The rule of running a module with fate_flow_client is that:

  1. retrieves the setting_conf and find the “module” and “role” fields of setting conf.

  2. it initializes the running object of every party.

  3. calls the fit method of running object.

  4. calls the save_data method if needed.

  5. calls the export_model method if needed.

In this section, we describe how to do 3-5. Many common interfaces are provided in federatedml/model_base.py.

Override fit interface if needed

The fit function holds the form of following.

def fit(self, train_data, validate_data):

Both train_data and validate_data are DTables from upstream components(DataIO for example). You can develop your own federated ML algorithms by realizing fit functions of different roles (guest and host in hetero algorithms, for example). By importing transfer variable(introduced in section 4) from federatedml/transfer_variable/transfer_class you can exchange data between roles. Fit functions will be called simultaneously while running an algorithm module and all roles will build a model collaboratively.

Override predict interface if needed

The predict function holds the form of following.

def predict(self, data_inst, ):

Data_inst is a DTable. Similar to fit function, you can define the prediction procedure in the predict function of different roles.

Define your save_data interface

so that fate-flow can obtain output data through it when needed.

def save_data(self):
    return self.data_output
Define export_model interface

Similar with part b, define your export_model interface so that fate-flow can obtain output model when needed. The format should be a dict contains both “Meta” and “Param” proto buffer generated.
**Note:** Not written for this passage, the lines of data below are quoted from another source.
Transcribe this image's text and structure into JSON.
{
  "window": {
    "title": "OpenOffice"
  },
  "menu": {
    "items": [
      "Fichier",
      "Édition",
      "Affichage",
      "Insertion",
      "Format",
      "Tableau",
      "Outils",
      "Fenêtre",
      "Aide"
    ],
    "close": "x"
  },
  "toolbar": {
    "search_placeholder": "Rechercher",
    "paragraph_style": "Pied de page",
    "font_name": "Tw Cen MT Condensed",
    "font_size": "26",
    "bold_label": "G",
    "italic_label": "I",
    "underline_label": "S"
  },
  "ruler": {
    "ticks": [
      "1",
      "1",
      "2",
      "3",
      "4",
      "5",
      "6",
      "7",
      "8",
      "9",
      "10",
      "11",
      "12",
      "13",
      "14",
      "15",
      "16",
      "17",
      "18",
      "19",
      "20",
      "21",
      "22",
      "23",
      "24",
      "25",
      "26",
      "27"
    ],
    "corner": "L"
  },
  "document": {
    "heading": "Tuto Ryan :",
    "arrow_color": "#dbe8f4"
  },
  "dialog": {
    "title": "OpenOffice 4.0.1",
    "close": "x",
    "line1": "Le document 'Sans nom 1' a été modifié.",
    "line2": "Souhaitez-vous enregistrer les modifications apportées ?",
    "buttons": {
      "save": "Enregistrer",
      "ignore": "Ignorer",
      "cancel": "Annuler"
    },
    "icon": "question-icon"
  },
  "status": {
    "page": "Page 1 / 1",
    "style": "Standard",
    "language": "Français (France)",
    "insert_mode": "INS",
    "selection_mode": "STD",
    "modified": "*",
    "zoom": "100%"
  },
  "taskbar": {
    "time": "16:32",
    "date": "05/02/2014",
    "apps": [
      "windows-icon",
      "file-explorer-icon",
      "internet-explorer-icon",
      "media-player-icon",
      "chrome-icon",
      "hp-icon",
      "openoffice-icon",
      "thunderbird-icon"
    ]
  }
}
Here is an example showing how to export model.

def export_model(self):
    meta_obj = self._get_meta()
    param_obj = self._get_param()
    result = {
        self.model_meta_name: meta_obj,
        self.model_param_name: param_obj
    }
    return result

Start a modeling task

After finished developing, here is a simple example for starting a modeling task.

1. Upload data

Before starting a task, you need to load data among all the data-providers. To do that, a load_file config is needed to be prepared. Then run the following command:

python ${your_install_path}/fate_flow/fate_flow_client.py -f upload -c dsl_test/upload_data.json

Note

This step is needed for every data-provide node(i.e. Guest and Host).

2. Start your modeling task

In this step, two config files corresponding to dsl config file and component config file should be prepared. Please make sure that the table_name and namespace in the conf file match with upload_data conf. Then run the following command:

python ${your_install_path}/fate_flow/fate_flow_client.py -f submitJob -d dsl_test/test_homolr_job_dsl.json -c dsl_test/${your_component_conf_json}
3. Check log files

Now you can check out the log in the following path: ${your_install_path}/logs/{your jobid}.

For more detailed information about dsl configure file and parameter configure files, please check out examples/federatedml-1.x-examples.